Which brings us to the nature of the people who tried to kill health reform — and who will, of course, continue their efforts despite this unexpected defeat.
At one level, the most striking thing about the campaign against reform was its dishonesty. Remember “death panels”? Remember how reform’s opponents would, in the same breath, accuse Mr. Obama of promoting big government and denounce him for cutting Medicare? Politics ain’t beanbag, but, even in these partisan times, the unscrupulous nature of the campaign against reform was exceptional. And, rest assured, all the old lies and probably a bunch of new ones will be rolled out again in the wake of the Supreme Court’s decision. Let’s hope the Democrats are ready.
But what was and is really striking about the anti-reformers is their cruelty. It would be one thing if, at any point, they had offered any hint of an alternative proposal to help Americans with pre-existing conditions, Americans who simply can’t afford expensive individual insurance, Americans who lose coverage along with their jobs. But it has long been obvious that the opposition’s goal is simply to kill reform, never mind the human consequences. We should all be thankful that, for the moment at least, that effort has failed.
Let me add a final word on the Supreme Court.
Before the arguments began, the overwhelming consensus among legal experts who aren’t hard-core conservatives — and even among some who are — was that Obamacare was clearly constitutional. And, in the end, thanks to Chief Justice John Roberts Jr., the court upheld that view. But four justices dissented, and did so in extreme terms, proclaiming not just the much-disputed individual mandate but the whole act unconstitutional. Given prevailing legal opinion, it’s hard to see that position as anything but naked partisanship.
The point is that this isn’t over — not on health care, not on the broader shape of American society. The cruelty and ruthlessness that made this court decision such a nail-biter aren’t going away.

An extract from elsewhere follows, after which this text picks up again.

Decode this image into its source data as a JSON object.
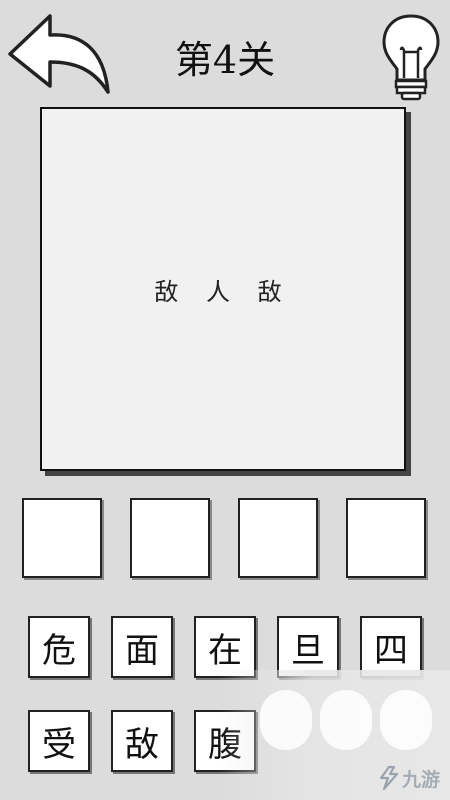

But, for now, let’s celebrate. This was a big day, a victory for due process, decency and the American people.
By: Paul Krugman, Op-Ed Columnist, The New York Times, June 28, 2012